“I had, for all my adult life, been an atheist. Although as a baby I was baptised into the Church of England, I had rejected all things religious. I was critical of anybody’s faith and had very secular views on matters of conscience, for example.
“Around 2007 I was going through some difficult times in my personal life and my best friend (who eventually became my wife) helped me through those challenges. One of the things she said was: ‘In return, would you come with me to Mass?’
“Given the sort of guy I was at the time I said, very arrogantly, if I was going to go to Mass I wanted to do it properly and I suggested that we go to Mass in the Vatican. That summer we went on holiday to Rome.
“She often talked about Padre Pio and one of the places she wanted to visit while on holiday was San Giovanni Rotondo on the Adriatic coast, so having first gone to the Vatican I also agreed to visit San Giovanni.
“The day we arrived we went for a walk on the hillside by the original church and at the top there was a flat, paved area with an altar and a crucifix.
“I had always said that when I could see the holes in the hands and feet of Jesus myself then I would consider believing. It was very much a standard line – I wouldn’t take anything on belief, I wanted to see the evidence.
“On that hillside I looked up at the crucifix and Our Lord was there with the holes in his hands and his feet and in that instant – I wouldn’t say I believed, I wouldn’t say I decided to start believing – in that instant, I knew. I knew that I had been looking all these years without seeing Christ crucified. There he was in front of me and I then knew that God and Jesus Christ were true.
“My life has been upside down ever since. All my original views were turned upside down. It has cost me quite a few friendships and has probably cost me a political career but I cannot un-know what I now know.
“I went from being a pro-abortionist and so on to recognising the illogicality of those views. I was received into the Catholic Church about two years later at St Gregory’s Church in Longton, Stoke-on-Trent.”
Rob Flello is the former Labour MP for Stoke-on-Trent. He was speaking to Simon Caldwell
Having been unable to sell in churches for well over a year due to the pandemic, we are now inviting readers to support the Herald by investing in our future. We have been a bold and influential voice in the church since 1888, standing up for traditional Catholic culture and values.

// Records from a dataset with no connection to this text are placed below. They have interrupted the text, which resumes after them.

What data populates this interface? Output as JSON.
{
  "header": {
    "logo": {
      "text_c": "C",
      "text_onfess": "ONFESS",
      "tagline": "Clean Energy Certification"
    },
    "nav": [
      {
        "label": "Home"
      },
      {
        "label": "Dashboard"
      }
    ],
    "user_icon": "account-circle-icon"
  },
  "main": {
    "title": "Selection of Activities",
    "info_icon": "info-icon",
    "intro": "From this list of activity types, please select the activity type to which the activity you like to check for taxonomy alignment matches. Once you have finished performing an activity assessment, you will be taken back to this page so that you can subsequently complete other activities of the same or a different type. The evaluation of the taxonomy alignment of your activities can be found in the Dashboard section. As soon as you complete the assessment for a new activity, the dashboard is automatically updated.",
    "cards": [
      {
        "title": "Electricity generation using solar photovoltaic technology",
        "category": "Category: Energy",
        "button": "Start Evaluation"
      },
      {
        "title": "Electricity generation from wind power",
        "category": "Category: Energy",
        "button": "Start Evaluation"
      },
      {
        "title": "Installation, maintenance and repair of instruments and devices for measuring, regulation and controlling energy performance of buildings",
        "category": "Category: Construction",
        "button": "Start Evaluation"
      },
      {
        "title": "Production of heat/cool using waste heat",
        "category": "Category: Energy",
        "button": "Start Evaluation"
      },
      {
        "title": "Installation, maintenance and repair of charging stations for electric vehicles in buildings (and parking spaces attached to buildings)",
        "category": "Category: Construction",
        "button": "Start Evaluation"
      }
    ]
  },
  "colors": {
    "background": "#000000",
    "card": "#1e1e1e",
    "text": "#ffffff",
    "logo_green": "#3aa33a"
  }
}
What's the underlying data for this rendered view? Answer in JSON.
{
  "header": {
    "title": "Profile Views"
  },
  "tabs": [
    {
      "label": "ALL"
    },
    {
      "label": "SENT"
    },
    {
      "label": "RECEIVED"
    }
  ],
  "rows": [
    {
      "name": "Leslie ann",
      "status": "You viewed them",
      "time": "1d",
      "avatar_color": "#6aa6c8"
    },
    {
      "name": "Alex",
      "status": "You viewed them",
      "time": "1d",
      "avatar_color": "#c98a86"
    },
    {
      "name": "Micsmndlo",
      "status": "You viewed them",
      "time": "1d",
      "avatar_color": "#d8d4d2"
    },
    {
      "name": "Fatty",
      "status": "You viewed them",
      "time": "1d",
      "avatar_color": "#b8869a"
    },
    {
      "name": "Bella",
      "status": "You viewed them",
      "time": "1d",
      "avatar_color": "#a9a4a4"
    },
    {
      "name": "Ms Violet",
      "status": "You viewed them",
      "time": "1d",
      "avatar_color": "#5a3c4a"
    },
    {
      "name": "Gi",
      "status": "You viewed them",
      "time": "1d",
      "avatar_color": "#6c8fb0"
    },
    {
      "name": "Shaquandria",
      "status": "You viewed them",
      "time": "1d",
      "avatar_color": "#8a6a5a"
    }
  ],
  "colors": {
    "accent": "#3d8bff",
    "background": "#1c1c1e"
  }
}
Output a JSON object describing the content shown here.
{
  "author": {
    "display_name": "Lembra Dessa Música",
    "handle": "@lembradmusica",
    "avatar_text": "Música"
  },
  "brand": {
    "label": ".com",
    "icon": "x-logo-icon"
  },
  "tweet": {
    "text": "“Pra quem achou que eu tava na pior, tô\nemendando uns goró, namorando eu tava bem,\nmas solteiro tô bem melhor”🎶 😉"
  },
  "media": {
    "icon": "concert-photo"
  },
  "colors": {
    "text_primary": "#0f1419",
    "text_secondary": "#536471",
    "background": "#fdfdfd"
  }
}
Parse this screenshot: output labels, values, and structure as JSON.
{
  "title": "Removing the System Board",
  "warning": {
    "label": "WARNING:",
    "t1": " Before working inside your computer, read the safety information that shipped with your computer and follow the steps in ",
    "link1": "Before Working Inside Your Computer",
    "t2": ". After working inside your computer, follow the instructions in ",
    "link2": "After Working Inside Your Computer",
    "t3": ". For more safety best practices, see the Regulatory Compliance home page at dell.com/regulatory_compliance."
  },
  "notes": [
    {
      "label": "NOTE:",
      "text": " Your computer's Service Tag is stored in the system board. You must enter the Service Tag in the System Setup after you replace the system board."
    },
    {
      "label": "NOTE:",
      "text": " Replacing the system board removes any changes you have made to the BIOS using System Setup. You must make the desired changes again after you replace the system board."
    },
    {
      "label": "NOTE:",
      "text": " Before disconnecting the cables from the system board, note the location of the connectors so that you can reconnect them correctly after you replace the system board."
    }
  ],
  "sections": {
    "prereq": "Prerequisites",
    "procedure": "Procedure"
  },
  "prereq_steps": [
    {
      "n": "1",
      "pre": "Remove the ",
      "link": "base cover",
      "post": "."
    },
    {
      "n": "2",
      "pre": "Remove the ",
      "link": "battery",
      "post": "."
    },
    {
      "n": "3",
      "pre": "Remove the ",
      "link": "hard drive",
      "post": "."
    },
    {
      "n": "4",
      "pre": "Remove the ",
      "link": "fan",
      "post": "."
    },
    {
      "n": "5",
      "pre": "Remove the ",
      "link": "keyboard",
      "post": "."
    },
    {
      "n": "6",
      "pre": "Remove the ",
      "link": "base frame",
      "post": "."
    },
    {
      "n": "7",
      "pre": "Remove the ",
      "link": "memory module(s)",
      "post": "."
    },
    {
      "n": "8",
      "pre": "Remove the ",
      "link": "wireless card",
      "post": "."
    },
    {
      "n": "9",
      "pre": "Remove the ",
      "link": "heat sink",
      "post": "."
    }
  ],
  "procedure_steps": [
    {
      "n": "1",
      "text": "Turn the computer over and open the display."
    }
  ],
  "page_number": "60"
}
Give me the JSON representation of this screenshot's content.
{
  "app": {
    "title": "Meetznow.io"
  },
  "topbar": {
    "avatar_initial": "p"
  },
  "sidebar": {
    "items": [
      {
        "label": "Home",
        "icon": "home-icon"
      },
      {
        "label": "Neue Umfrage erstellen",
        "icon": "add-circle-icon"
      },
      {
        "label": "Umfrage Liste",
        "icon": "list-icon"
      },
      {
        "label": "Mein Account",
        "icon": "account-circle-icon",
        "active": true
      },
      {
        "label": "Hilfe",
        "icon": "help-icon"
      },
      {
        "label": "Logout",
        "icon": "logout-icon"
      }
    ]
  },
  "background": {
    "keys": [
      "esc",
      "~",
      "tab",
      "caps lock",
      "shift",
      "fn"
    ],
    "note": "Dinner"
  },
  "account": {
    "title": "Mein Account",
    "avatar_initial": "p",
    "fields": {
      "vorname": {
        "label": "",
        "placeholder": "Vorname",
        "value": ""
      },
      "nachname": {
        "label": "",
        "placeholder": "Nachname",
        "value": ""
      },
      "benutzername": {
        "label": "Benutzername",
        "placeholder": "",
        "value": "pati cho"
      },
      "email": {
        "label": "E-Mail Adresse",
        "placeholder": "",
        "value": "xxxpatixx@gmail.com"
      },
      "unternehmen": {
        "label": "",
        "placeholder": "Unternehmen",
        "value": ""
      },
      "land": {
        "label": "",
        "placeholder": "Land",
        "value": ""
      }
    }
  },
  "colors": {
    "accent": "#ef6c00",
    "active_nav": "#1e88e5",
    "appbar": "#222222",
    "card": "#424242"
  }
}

Please join us on our 130 year mission by supporting us. We are raising £250,000 to safeguard the Herald as a world-leading voice in Catholic journalism and teaching. For more information from our chairman on contributing to the Herald Patron's Fund, click here
Make a Donation
Donors giving £500 or more will automatically become sponsor patrons of the Herald. This includes two complimentary print/digital gift subscriptions, invitations to Patron events, pilgrimages and dinners, and 6 gift subscriptions sent to priests, seminaries, Catholic schools, religious care homes and prison and university chaplaincies. Click here for more information on becoming a Patron Sponsor. Click here for more information about contributing to the Herald Patron's Fund